A CHAPLAIN at Pinheiro da Cruz prison was released unharmed after being held hostage for more than 20 hours by two armed inmates in the chapel in Grândola in the Alentejo.

Police brought the incident to a safe conclusion by duping the pair, who had demanded to be released, into believing a car had been provided for them. When they made their move for freedom, police used taser guns immobilise them.

The incident had begun at 10.30am on Sunday, shortly after mass ended. The pair approached the altar and threatened the chaplain, Father Júlio Lemos, with homemade weapons.

The other inmates who were in the chapel attempted to protect the chaplain, but he told them to leave in an effort to minimise the number of potential casualties.

Around 20 inmates had attended mass on Sunday and the two in question had only been at the prison for a short time. The head of the prison service, Rui Sá Gomes, said the only demand they made was for their immediate release.

Gomes refused to identify the pair, but said that both were Portuguese. One is well-known in the prison network and nicknamed Tó. He is serving the maximum 25-year sentence for murder while the other younger inmate, nicknamed French, is serving a five-year sentence for robbery. The weapons were handmade from a fork and some wire.

Shortly after the kidnapping, the prison service dispatched a security task force from Lisbon specifically trained to deal with these types of high-risk situations.

A negotiator from the Policía Judiciária (PJ) was also sent to the prison. The main strategy was to convince the inmates to release Father Lemos.

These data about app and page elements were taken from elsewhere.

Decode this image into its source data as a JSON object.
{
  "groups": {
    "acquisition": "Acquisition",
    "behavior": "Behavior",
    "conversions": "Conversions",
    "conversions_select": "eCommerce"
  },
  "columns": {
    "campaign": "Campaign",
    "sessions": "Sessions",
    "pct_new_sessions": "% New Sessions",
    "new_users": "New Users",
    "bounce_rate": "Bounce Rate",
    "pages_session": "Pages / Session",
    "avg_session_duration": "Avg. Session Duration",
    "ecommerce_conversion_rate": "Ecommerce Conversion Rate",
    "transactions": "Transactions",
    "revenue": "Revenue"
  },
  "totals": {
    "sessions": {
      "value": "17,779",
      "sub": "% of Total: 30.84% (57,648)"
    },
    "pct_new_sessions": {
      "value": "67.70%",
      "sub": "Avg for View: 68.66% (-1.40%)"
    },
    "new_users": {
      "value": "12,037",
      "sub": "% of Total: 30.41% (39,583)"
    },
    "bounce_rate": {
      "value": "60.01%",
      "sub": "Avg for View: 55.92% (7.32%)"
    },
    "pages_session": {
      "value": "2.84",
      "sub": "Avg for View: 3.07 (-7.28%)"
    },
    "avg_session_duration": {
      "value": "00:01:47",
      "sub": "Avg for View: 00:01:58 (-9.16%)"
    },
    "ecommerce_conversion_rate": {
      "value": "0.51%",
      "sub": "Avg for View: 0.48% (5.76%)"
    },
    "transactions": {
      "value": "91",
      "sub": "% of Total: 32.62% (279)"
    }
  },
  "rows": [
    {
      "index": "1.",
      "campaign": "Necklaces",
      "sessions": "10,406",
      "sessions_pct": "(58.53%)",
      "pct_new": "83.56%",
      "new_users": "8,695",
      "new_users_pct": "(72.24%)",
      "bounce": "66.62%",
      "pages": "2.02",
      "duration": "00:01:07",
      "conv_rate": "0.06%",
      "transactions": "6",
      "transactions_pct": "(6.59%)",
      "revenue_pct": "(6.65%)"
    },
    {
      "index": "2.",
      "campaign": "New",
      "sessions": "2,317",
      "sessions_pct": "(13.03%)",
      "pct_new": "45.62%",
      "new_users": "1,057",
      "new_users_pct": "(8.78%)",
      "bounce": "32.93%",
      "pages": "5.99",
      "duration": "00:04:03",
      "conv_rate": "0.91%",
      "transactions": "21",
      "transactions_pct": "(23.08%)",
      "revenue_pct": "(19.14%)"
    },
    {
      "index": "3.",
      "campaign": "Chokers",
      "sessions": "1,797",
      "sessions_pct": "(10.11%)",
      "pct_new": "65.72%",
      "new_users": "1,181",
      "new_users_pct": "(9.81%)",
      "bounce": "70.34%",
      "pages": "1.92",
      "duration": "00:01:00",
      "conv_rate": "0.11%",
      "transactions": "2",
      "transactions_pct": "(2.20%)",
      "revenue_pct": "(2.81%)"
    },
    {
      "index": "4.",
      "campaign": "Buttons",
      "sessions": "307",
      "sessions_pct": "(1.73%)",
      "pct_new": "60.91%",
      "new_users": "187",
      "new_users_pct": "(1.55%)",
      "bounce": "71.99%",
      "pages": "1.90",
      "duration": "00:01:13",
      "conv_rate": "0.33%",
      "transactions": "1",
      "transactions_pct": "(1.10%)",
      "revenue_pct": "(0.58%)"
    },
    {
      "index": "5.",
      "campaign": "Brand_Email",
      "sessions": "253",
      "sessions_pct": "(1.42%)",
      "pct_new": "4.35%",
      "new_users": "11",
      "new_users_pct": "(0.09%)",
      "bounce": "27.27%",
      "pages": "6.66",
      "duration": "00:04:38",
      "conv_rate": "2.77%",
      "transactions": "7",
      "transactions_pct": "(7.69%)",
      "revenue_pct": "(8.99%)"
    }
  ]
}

When the GNR arrived, they closed off the access road to the prison in an effort to control the area.

The former prison chaplain, Father Adalberto Saraiva, rushed to the correctional facility when he heard the news and stayed in contact with the bishop of Beja, D. António Vitalino, who is a good friend of the kidnapped chaplain.

The inmates and the chaplain were given food and water during the afternoon. The man who took them the food told police outside that the priest was tied up in a chair but had not been physically harmed.

The rest of the inmates were kept in their cells throughout the day for security reasons.

More than 20 hours later, the situation was resolved when the special forces of the GNR managed to dupe the inmates. They placed a car at the entrance of the chapel and told the prisoners that it would take them to freedom.

When they drove the car beyond the prison walls, the GNR made their move using taser guns to immobilise the pair. The chaplain was finally rescued at 6am on Monday. He was said to be shaken, but not injured.

Celebrations were held on Monday evening at a nearby church, where Father Lemos thanked people for their support and prayers. He said that the GNR acted just in time as the kidnappers had said that they were going to kill him if their demands were not met.

The inmates were returned to their cells and will be monitored closely by security staff. It is likely that they will have time added to their sentence as a result of their actions.

Father Lemos will remain the chaplain of the prison and has said that this incident will not deter him from continuing his mission.